KUNAL KUNDU, INDIA ECONOMIST, SOCIETE GENERALE, BENGALURU
"The RBI kept the stance as accommodative to be able to continue to provide policy support on a durable basis."
"Importantly, RBI projected FY22-23 real GDP growth of 7.8%, much less than the official expectation of between 8.0% and 8.5%. While still higher than our estimate of 7.0%, it does indicate a circumspect central bank and the willingness of the RBI to err on the side of caution."
"There is, therefore, a possibility that RBI would make every possible attempt to not hike the policy rate in April but push it further to June, though it would still be in line with our expectation of a hike in Q2 22."
"Also, given that the expectation of inflation peaking by Q421 (similar to ours) may provide some comfort to the central bank. That said, we feel that continuing to ignore inflationary pressure for long will come at a cost and the central bank may eventually have to opt for a more aggressive tightening going forward, thereby by clamping down growth prospects."
GARIMA KAPOOR, ECONOMIST - INSTITUTIONAL EQUITIES, ELARA CAPITAL, MUMBAI
"Facing a tough choice between policy rate normalisation amid sticky inflation and global tightening of financial conditions and limiting the increase in yields amid record high government borrowing programme for FY23, in line with our expectations, the MPC retained both policy repo and reverse repo rate and also maintained accommodative stance to support growth on a durable basis."

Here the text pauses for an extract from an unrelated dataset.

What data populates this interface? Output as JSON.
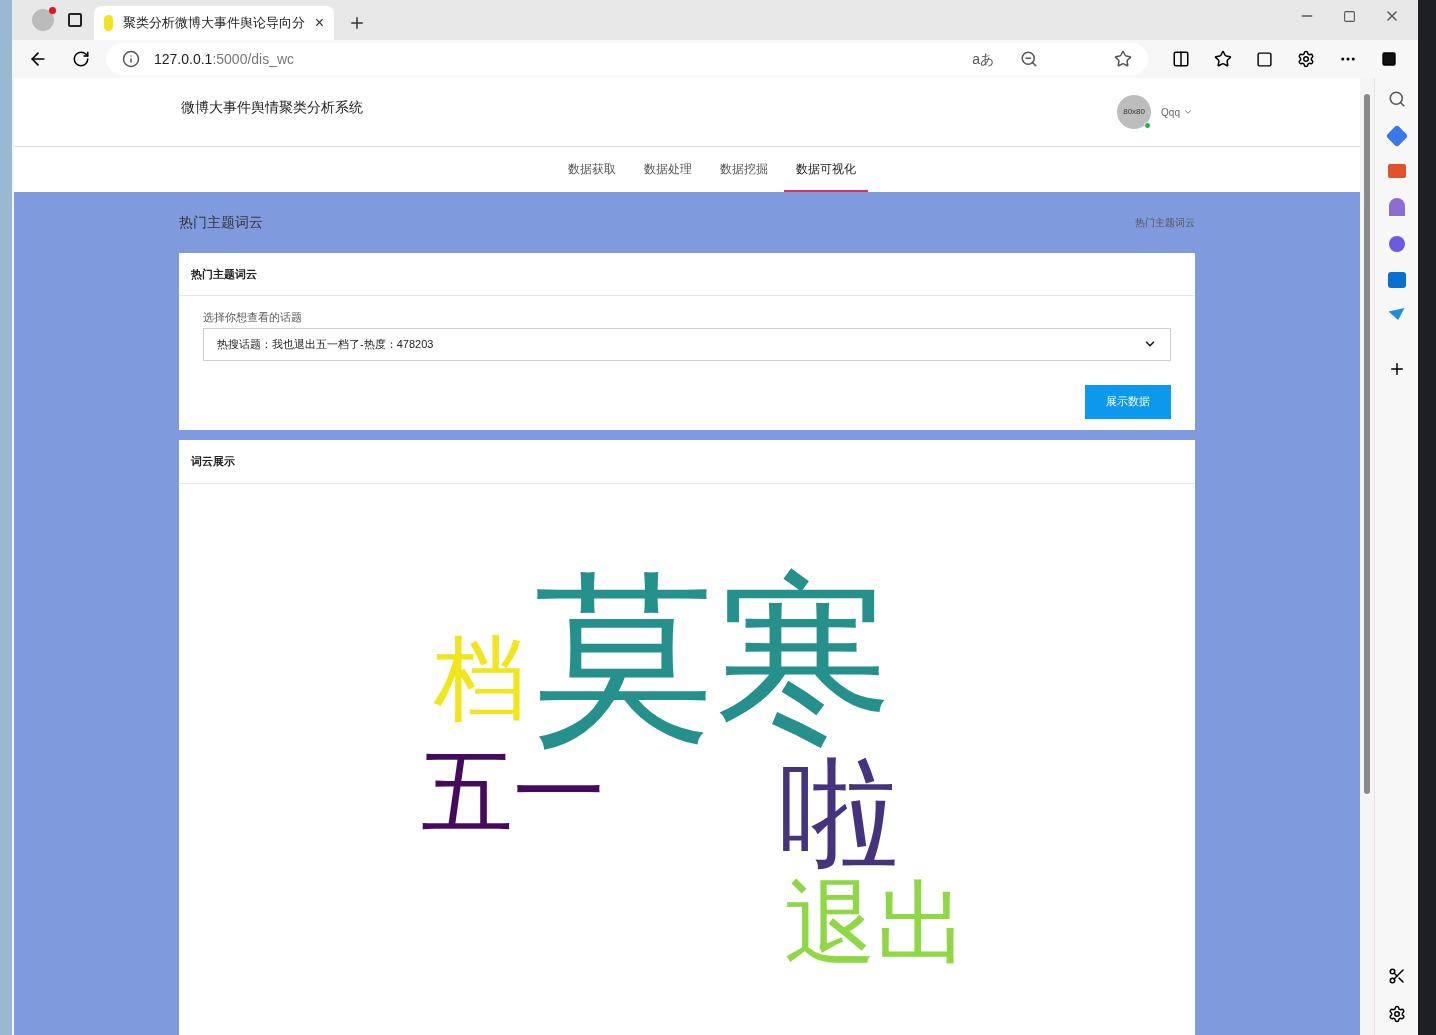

"The recent stress in the bond market, comfort on medium term inflation outlook and need to address uneven domestic growth seem to have prompted the decision. We now expect RBI to hike reverse repo rate in Q1FY23 followed by a repo rate hike in Q3FY23."
PARTH NYATI, FOUNDER, TRADINGO, MUMBAI
"There were expectations that the RBI may hike the reverse repo rate and may change its stance to neutral from accommodative in tandem with hawkish global central banks amid rising inflation but it continued with its existing stance."
"The RBI believes that inflation will peak out soon and there is a need for continuous support to the economy. Generally, it is considered positive for the market but it will be important to see how the market will read it because there could be a risk that the RBI will remain behind the curve that may cause inflation in the future."
RUPA REGE NITSURE, GROUP CHIEF ECONOMIST, L&T FINANCIAL HOLDINGS, MUMBAI
"By staying pat on policy rates and keeping the stance at accommodative, the MPC is trying to avoid a knee-jerk reaction in the fixed income markets. This may help banks to avoid huge mark to market losses at the quarter end."
"Market participants are already moving towards normalisation following the signals coming from the global economy and the actions of the global central banks. However, today's monetary policy announcement will provide a short term relief to the market sentiment."
Reporting by Chris Thomas, Anuron Kumar Mitra, Nallur Sethuraman, Rama Venkat and Chandini Monnappa in Bengaluru and Abhirup Roy in Mumbai; Editing by Rashmi Aich